#### Data for this task
----

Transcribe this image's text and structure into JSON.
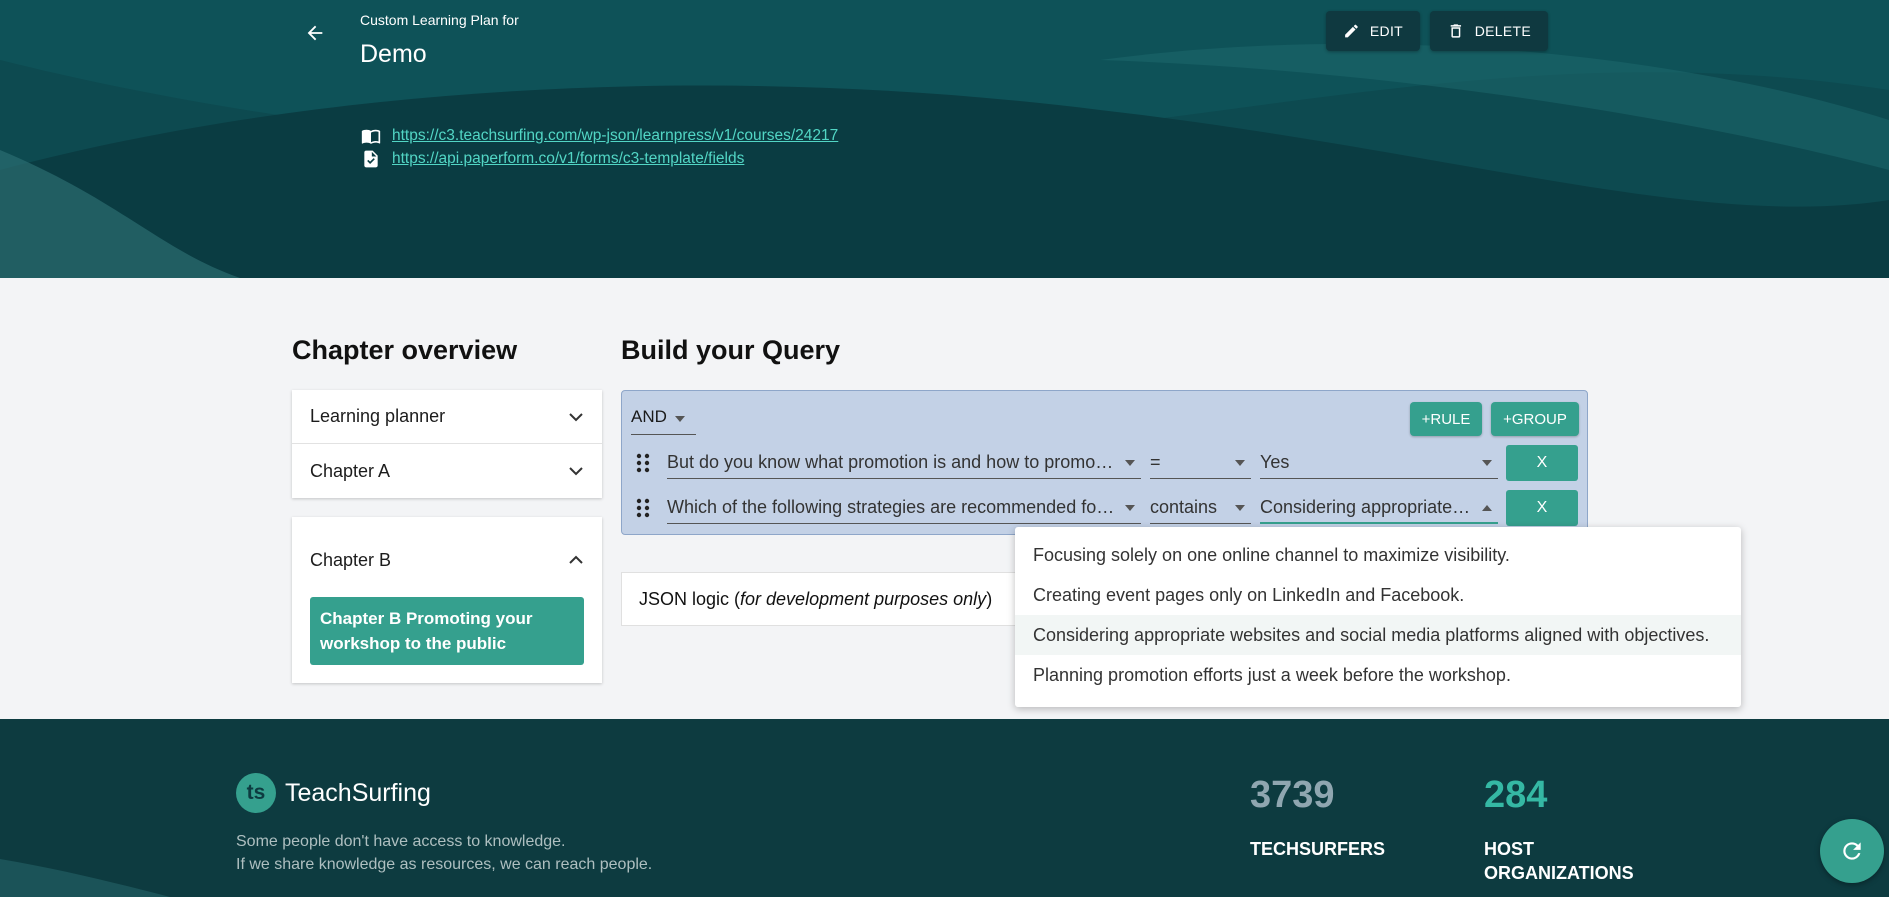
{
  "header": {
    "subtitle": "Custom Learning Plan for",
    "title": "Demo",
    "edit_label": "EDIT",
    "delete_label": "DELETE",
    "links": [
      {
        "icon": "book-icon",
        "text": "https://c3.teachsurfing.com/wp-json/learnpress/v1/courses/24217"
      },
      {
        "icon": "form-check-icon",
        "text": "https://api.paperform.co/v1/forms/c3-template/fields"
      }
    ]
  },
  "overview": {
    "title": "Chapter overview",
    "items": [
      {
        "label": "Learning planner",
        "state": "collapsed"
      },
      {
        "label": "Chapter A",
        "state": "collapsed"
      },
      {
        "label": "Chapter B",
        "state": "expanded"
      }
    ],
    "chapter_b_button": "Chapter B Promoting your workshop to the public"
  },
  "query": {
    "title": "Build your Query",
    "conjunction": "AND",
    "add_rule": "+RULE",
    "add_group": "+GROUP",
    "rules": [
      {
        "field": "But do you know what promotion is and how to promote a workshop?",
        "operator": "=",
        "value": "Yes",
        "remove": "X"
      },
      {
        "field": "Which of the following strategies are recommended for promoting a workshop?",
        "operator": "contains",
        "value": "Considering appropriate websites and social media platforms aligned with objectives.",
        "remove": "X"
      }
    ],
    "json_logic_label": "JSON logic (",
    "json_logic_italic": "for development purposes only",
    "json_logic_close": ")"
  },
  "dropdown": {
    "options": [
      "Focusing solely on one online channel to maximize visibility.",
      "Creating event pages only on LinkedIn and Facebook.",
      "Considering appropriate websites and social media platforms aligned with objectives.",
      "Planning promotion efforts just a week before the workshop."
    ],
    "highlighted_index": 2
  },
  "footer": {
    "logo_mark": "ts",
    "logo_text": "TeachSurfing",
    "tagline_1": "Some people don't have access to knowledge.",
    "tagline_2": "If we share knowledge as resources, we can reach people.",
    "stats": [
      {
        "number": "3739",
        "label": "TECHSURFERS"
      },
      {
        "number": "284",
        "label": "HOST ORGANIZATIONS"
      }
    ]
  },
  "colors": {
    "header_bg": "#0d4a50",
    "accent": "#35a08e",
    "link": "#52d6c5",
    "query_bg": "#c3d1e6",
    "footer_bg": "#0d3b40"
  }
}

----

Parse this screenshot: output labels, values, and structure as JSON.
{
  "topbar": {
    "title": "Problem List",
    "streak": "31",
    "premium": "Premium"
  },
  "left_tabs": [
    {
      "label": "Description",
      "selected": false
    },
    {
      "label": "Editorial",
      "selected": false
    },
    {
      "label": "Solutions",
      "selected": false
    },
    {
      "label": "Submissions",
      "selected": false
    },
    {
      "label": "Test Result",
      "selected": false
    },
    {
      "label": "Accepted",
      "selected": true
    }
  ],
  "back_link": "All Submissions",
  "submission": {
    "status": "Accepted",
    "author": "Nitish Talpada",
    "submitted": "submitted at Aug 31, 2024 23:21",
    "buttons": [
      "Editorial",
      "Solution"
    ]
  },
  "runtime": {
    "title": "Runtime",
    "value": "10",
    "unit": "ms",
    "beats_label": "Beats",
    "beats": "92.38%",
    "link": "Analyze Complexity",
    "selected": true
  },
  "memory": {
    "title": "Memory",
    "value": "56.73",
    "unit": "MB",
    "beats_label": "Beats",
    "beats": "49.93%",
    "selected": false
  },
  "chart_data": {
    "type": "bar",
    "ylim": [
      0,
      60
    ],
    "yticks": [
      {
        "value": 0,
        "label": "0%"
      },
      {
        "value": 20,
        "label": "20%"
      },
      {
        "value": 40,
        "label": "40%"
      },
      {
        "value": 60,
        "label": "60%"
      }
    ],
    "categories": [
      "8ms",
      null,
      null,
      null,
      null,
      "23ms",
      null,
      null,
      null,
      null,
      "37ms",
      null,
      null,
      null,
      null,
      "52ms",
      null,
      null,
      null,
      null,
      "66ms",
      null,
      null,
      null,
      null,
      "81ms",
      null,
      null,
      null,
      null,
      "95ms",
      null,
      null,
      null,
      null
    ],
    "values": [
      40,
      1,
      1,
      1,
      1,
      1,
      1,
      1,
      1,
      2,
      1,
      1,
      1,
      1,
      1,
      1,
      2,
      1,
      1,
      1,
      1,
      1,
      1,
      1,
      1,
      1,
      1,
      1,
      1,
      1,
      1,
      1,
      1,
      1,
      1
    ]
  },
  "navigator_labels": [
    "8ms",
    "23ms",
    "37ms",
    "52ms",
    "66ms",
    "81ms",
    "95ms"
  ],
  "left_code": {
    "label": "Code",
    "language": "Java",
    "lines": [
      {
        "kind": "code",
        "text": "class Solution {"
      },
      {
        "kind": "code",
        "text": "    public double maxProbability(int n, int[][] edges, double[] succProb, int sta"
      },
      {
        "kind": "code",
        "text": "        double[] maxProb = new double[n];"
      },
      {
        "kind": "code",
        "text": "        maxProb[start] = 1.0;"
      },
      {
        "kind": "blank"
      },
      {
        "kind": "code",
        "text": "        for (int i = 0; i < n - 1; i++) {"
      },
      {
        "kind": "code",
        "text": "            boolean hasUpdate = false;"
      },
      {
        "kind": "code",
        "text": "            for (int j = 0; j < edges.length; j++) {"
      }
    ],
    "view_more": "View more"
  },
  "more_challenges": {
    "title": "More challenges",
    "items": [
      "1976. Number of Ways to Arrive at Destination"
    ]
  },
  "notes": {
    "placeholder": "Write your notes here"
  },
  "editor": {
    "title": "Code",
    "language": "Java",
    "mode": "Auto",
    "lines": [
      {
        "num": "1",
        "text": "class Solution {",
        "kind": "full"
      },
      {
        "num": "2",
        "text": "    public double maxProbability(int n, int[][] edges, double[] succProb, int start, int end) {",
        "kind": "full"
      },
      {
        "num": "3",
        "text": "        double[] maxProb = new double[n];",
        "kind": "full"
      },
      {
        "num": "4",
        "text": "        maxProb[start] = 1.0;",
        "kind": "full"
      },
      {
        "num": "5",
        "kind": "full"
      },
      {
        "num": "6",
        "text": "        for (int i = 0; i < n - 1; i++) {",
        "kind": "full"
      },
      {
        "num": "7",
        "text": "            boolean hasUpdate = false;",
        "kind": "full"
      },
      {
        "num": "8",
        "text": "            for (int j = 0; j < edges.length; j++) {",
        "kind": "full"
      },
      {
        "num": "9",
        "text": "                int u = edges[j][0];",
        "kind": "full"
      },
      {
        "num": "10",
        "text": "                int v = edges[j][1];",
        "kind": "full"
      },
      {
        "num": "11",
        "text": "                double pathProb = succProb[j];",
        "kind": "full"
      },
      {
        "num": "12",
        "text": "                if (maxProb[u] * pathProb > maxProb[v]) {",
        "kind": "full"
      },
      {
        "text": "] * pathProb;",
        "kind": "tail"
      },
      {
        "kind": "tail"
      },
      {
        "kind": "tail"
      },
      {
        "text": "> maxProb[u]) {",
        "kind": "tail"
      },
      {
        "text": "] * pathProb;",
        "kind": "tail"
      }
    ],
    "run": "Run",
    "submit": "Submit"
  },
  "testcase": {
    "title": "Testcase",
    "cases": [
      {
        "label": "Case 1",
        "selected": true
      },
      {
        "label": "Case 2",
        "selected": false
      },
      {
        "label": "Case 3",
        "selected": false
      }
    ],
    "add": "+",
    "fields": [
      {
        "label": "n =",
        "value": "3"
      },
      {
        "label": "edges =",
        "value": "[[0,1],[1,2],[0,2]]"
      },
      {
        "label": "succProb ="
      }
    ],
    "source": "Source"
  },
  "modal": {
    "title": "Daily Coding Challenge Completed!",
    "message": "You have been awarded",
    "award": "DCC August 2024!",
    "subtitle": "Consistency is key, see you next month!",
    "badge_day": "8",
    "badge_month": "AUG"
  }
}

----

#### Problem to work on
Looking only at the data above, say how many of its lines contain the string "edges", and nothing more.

#### Exercise answer
7